__What is needed__
For the data below, work out how many lines contain the word "sale" and supply only that number.

[Data records for software interfaces]
───

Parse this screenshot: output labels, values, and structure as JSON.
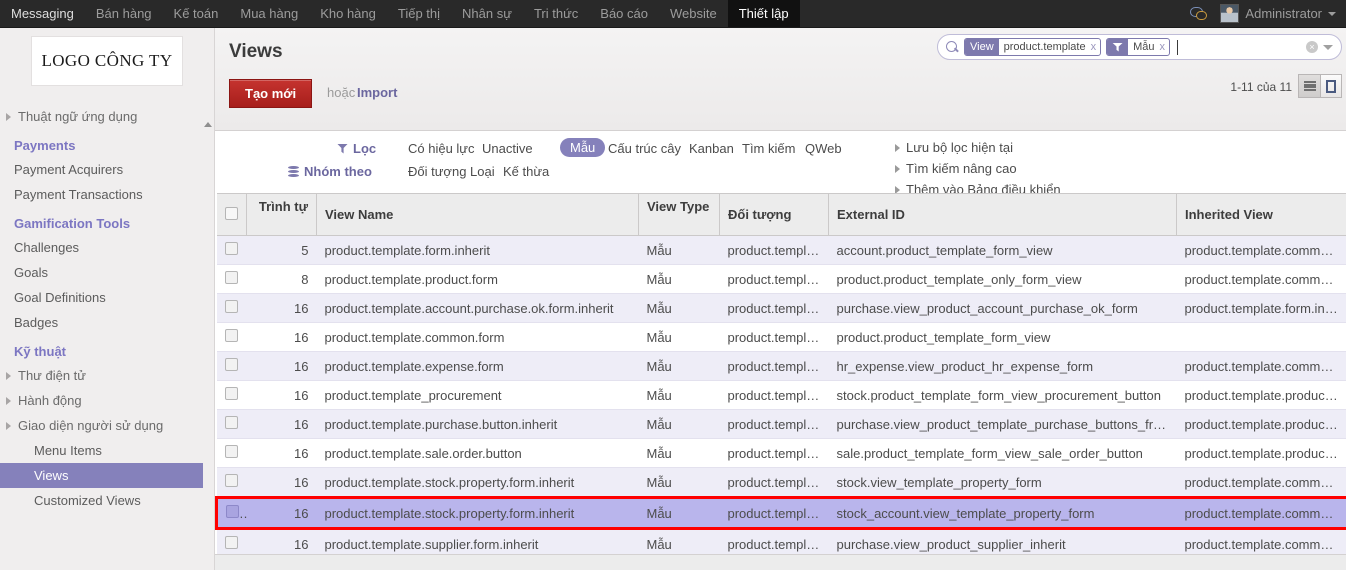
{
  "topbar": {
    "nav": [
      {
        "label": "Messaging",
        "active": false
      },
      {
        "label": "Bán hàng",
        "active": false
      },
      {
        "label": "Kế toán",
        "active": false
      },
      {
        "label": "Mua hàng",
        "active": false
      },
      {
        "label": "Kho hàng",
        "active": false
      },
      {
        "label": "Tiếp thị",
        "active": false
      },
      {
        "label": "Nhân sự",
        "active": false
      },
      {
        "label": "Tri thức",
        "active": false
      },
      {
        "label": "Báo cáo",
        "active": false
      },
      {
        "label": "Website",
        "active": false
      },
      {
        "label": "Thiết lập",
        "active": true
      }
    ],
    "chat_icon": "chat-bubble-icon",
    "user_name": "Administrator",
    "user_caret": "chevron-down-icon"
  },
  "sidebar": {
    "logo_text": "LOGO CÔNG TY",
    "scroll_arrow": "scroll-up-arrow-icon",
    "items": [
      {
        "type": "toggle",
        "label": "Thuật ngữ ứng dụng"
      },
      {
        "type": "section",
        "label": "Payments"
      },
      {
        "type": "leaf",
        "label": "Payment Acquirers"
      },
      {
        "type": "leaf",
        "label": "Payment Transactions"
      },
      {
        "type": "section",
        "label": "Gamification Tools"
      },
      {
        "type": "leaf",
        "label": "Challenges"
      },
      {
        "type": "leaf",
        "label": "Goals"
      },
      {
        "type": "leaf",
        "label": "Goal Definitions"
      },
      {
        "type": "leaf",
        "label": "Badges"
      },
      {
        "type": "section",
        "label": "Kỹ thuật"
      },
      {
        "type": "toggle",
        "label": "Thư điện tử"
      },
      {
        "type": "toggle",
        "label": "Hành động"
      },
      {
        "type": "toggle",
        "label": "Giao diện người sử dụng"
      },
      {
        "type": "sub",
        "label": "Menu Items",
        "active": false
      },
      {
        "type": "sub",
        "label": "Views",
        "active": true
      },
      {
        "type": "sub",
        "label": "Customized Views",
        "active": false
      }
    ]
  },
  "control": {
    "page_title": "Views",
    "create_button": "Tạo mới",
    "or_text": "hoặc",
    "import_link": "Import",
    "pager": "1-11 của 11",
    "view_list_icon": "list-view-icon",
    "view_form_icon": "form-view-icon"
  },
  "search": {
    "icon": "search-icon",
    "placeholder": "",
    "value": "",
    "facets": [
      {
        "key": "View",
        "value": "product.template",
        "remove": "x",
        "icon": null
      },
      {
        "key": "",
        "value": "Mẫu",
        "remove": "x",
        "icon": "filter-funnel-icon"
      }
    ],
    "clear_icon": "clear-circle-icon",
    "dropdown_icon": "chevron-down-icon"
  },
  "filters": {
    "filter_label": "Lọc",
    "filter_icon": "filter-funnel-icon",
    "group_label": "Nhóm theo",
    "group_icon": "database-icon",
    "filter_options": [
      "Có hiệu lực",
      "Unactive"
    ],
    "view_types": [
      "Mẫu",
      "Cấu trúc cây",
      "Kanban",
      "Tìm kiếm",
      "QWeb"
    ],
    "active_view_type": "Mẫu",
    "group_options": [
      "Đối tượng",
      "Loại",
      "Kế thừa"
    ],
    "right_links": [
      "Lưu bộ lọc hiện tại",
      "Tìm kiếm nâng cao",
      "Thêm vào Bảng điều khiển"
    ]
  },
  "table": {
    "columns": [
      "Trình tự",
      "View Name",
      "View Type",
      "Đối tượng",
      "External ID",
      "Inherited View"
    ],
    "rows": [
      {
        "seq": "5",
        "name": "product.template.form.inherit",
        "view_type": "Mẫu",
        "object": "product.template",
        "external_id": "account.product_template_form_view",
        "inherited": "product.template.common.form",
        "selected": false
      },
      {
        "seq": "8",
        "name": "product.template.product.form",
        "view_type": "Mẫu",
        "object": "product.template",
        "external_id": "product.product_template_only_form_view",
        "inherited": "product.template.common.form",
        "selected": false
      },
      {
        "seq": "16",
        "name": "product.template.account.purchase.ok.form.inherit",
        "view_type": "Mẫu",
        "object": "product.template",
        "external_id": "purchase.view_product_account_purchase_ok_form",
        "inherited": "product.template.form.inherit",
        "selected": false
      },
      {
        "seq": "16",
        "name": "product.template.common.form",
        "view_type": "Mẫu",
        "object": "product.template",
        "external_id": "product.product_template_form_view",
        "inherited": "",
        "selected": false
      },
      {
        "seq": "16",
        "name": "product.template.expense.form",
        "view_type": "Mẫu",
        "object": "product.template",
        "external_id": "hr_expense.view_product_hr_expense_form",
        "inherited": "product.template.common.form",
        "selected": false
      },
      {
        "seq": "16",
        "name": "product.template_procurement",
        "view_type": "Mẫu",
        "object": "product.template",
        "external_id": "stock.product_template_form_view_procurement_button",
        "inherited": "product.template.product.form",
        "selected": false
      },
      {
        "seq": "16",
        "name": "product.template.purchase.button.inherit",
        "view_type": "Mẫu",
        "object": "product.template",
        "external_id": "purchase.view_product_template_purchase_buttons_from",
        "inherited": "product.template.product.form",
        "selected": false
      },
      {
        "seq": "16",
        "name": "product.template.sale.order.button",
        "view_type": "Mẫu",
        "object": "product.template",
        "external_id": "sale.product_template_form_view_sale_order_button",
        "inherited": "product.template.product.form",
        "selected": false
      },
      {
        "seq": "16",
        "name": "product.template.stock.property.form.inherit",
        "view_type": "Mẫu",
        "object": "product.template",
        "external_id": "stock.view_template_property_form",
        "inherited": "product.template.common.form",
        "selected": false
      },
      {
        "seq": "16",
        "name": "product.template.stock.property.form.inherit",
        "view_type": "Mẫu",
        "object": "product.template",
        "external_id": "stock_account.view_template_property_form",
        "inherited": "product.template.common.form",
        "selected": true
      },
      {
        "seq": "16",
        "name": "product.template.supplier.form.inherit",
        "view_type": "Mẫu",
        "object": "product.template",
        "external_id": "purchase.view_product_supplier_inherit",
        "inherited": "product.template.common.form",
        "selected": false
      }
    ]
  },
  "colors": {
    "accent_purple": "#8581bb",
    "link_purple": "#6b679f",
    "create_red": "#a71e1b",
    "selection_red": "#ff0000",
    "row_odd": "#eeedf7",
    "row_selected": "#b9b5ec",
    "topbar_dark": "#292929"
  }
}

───

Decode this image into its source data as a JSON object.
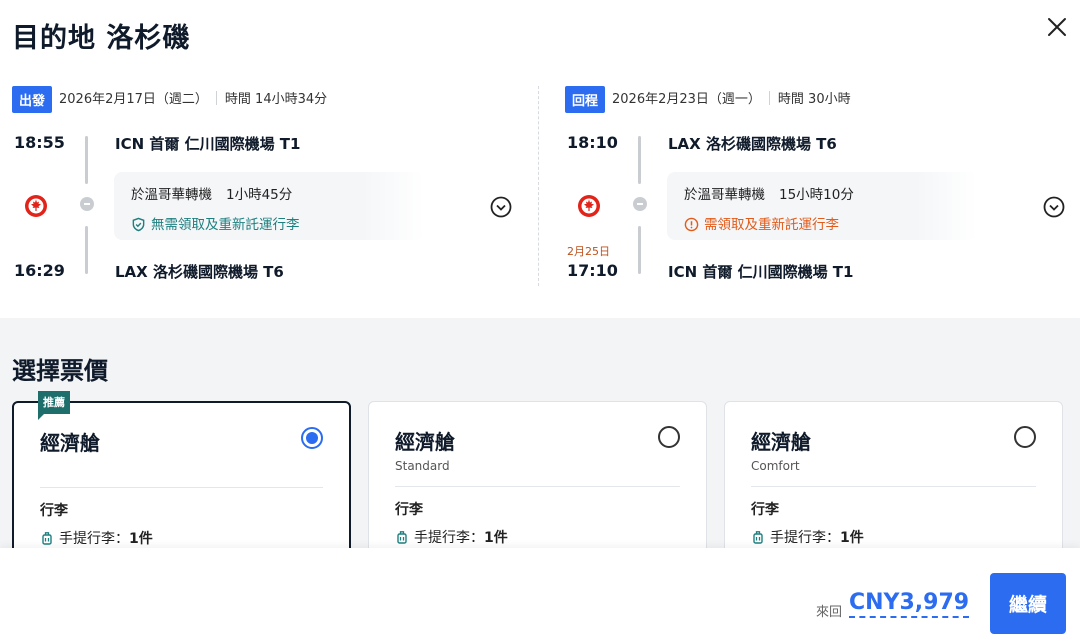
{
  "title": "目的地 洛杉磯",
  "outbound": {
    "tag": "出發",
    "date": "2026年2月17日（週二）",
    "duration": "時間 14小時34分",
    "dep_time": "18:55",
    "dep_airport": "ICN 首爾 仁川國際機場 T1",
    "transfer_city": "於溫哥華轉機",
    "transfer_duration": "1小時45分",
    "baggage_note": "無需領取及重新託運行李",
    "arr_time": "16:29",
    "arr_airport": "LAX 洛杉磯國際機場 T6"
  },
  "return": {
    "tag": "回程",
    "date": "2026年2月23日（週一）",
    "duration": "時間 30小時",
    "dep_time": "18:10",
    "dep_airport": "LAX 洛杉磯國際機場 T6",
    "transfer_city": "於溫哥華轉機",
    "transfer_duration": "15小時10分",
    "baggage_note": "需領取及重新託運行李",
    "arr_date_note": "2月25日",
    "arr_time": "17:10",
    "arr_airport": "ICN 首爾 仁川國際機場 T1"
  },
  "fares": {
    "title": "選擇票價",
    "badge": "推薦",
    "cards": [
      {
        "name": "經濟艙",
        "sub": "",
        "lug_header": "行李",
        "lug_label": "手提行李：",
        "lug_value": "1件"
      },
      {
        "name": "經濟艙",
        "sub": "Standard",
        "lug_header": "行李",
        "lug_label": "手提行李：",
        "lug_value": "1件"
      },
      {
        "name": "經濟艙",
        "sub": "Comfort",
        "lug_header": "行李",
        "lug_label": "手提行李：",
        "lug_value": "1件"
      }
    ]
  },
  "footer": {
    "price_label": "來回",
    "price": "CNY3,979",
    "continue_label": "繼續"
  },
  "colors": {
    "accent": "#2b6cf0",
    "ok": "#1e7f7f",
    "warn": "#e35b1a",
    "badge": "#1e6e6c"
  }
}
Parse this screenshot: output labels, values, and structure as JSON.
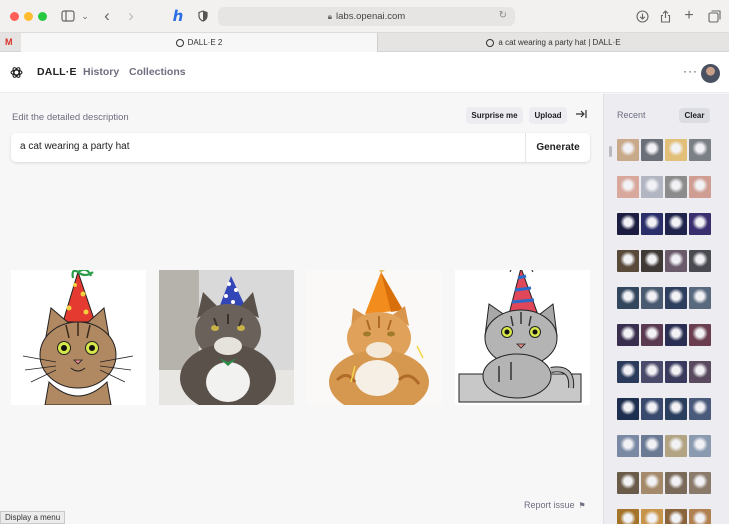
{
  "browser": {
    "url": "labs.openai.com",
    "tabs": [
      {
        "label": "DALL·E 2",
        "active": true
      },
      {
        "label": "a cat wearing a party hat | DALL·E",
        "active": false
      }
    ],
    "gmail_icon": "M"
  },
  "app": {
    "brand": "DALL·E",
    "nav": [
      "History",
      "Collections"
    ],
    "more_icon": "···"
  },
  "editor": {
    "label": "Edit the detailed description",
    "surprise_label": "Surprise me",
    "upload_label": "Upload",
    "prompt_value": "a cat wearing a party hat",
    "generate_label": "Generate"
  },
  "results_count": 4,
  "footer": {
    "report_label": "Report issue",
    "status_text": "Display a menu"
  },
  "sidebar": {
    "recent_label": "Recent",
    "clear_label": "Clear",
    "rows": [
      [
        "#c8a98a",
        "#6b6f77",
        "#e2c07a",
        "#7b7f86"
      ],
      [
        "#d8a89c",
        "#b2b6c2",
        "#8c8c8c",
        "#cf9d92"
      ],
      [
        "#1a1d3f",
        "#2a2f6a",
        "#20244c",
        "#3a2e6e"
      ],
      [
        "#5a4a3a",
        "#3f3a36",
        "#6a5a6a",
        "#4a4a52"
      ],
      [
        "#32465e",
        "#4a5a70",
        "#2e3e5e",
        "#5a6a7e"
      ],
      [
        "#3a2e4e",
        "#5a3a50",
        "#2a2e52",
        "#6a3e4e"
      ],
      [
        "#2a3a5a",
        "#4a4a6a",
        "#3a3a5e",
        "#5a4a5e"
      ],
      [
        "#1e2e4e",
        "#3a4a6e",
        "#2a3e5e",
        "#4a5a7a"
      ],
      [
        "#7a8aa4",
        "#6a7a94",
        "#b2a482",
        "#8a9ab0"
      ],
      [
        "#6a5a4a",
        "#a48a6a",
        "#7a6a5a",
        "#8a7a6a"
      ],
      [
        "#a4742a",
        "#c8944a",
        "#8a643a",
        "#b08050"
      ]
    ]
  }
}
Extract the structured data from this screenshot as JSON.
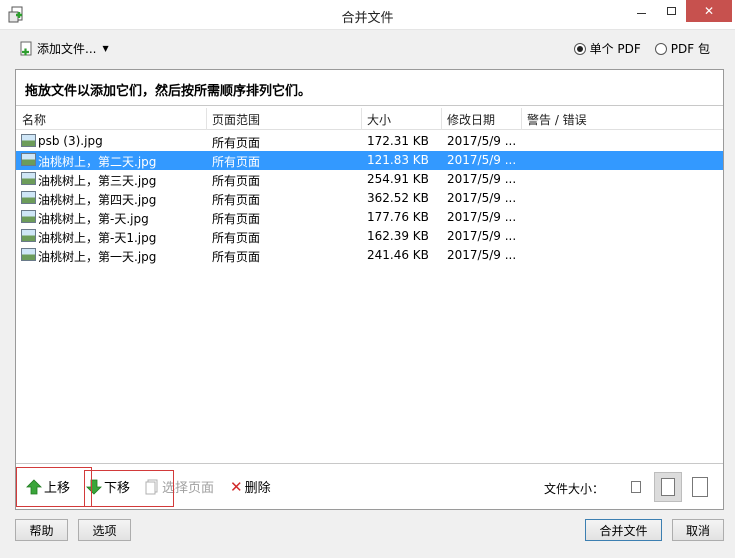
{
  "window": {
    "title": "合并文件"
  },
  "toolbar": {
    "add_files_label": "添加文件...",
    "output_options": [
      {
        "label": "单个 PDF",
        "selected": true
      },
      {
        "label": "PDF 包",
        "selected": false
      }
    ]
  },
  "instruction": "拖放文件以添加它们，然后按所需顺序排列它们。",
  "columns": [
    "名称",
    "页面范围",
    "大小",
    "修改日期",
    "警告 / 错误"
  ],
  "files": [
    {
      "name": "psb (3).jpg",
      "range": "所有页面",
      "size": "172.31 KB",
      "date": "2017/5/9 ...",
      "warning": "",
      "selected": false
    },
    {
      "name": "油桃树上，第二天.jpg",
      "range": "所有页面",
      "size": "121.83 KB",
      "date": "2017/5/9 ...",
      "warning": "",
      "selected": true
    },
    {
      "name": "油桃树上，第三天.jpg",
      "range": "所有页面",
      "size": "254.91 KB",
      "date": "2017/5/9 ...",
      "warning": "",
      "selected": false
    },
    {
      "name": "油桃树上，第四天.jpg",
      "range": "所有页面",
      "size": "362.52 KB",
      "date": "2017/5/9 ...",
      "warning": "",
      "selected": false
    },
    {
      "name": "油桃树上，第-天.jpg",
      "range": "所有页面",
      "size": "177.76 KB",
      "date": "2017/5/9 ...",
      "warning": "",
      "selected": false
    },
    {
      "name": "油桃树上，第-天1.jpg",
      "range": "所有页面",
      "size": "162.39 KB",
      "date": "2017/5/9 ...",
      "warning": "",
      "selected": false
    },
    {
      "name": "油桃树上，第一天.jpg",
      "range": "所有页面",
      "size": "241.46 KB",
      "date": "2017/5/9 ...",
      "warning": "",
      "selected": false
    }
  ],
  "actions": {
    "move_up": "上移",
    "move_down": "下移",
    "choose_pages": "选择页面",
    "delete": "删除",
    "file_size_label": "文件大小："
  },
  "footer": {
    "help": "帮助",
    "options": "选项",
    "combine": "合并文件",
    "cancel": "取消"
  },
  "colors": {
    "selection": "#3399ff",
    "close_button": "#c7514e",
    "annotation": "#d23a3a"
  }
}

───

__Your response__
2